One particularly unsavory chapter of Hughes’ later life also inspired a movie. The 2006 flick The Hoax saw Richard Gere play Clifford Irving, the author who claimed to have co-written a biography of Hughes with the man himself. After hearing about the claims, however, Hughes declared the whole thing a scam. Irving was subsequently charged with fraud and ultimately spent just under a year and a half behind bars.
4. He had numerous affairs with Hollywood actresses
As you might expect from such a powerful man, Hughes had plenty of women falling at his feet during his prime. In fact, he soon became known as one of Hollywood’s ultimate ladies’ men. Katharine Hepburn, Ava Gardner and sisters Joan Fontaine and Olivia de Havilland were just some of the A-list names who dated the eccentric billionaire.
3. He was involved in a CIA submarine recovery plot
Following the inadvertent sinking of a Soviet submarine believed to contain vital intelligence in 1968, the U.S. organized a covert plot to retrieve the vessel. The ship constructed for the mission was then said to be part of a new mineral-mining enterprise for Hughes. Sadly, the operation was unsuccessful, and a confidential document linking it to the tycoon was made public in 1975.
2. Hughes weighed just 87 pounds when he died
Sadly, Hughes ended his days in a sorry state. Following a fall caused by his dependence on Valium, doctors commented that the then-67-year-old had the body of a man 20 years his senior. Hughes died from kidney failure just three years later, in 1976, weighing an emaciated 87 pounds. Five detached hypodermic needles, used to impart codeine, were also discovered embedded in his arms.
1. His estate took 34 years to be settled
Hughes died without making a will, which may explain why his estate took a whopping 34 years to sort out.
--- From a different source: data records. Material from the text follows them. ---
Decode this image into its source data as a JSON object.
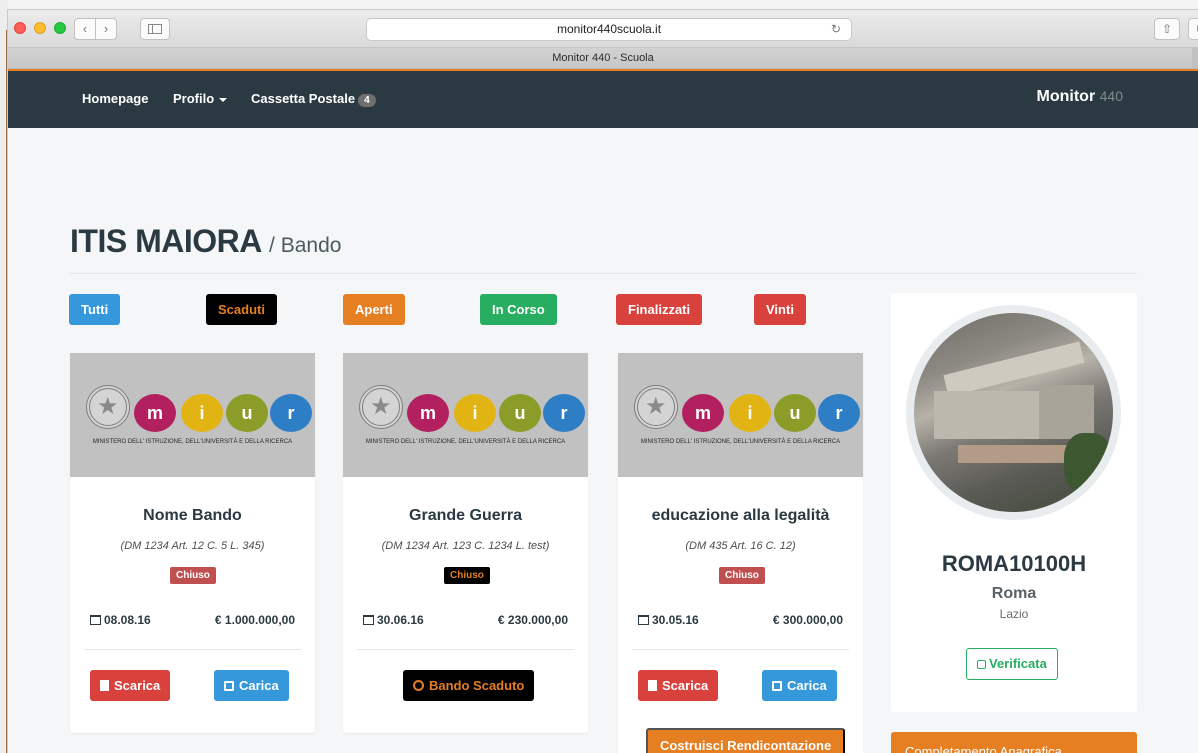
{
  "browser": {
    "url": "monitor440scuola.it",
    "tab_title": "Monitor 440 - Scuola",
    "back": "‹",
    "forward": "›",
    "reload": "↻",
    "share": "⇧",
    "tabs": "⧉"
  },
  "navbar": {
    "home": "Homepage",
    "profile": "Profilo",
    "mailbox": "Cassetta Postale",
    "mailbox_count": "4",
    "brand": "Monitor",
    "brand_num": "440"
  },
  "page": {
    "title": "ITIS MAIORA",
    "subtitle": "/ Bando"
  },
  "filters": {
    "tutti": "Tutti",
    "scaduti": "Scaduti",
    "aperti": "Aperti",
    "in_corso": "In Corso",
    "finalizzati": "Finalizzati",
    "vinti": "Vinti"
  },
  "logo": {
    "m": "m",
    "i": "i",
    "u": "u",
    "r": "r",
    "caption": "MINISTERO DELL' ISTRUZIONE, DELL'UNIVERSITÀ E DELLA RICERCA"
  },
  "cards": [
    {
      "title": "Nome Bando",
      "ref": "(DM 1234 Art. 12 C. 5 L. 345)",
      "status": "Chiuso",
      "date": "08.08.16",
      "amount": "€  1.000.000,00",
      "btn_download": "Scarica",
      "btn_upload": "Carica"
    },
    {
      "title": "Grande Guerra",
      "ref": "(DM 1234 Art. 123 C. 1234 L. test)",
      "status": "Chiuso",
      "date": "30.06.16",
      "amount": "€  230.000,00",
      "btn_expired": "Bando Scaduto"
    },
    {
      "title": "educazione alla legalità",
      "ref": "(DM 435 Art. 16 C. 12)",
      "status": "Chiuso",
      "date": "30.05.16",
      "amount": "€  300.000,00",
      "btn_download": "Scarica",
      "btn_upload": "Carica",
      "btn_report": "Costruisci Rendicontazione"
    }
  ],
  "school": {
    "code": "ROMA10100H",
    "city": "Roma",
    "region": "Lazio",
    "verified": "Verificata"
  },
  "anagrafica": {
    "title": "Completamento Anagrafica"
  },
  "colors": {
    "navbar": "#2b3a42",
    "accent": "#e67e22",
    "blue": "#3498db",
    "green": "#27ae60",
    "red": "#d9413d"
  }
}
And numerous chancers came forward to try and claim his fortune without much luck, although actress Terry Moore was awarded “not more than eight figures” in 1983 after insisting she had wed Hughes secretly at sea. Hughes’ estate was finally settled in 2010.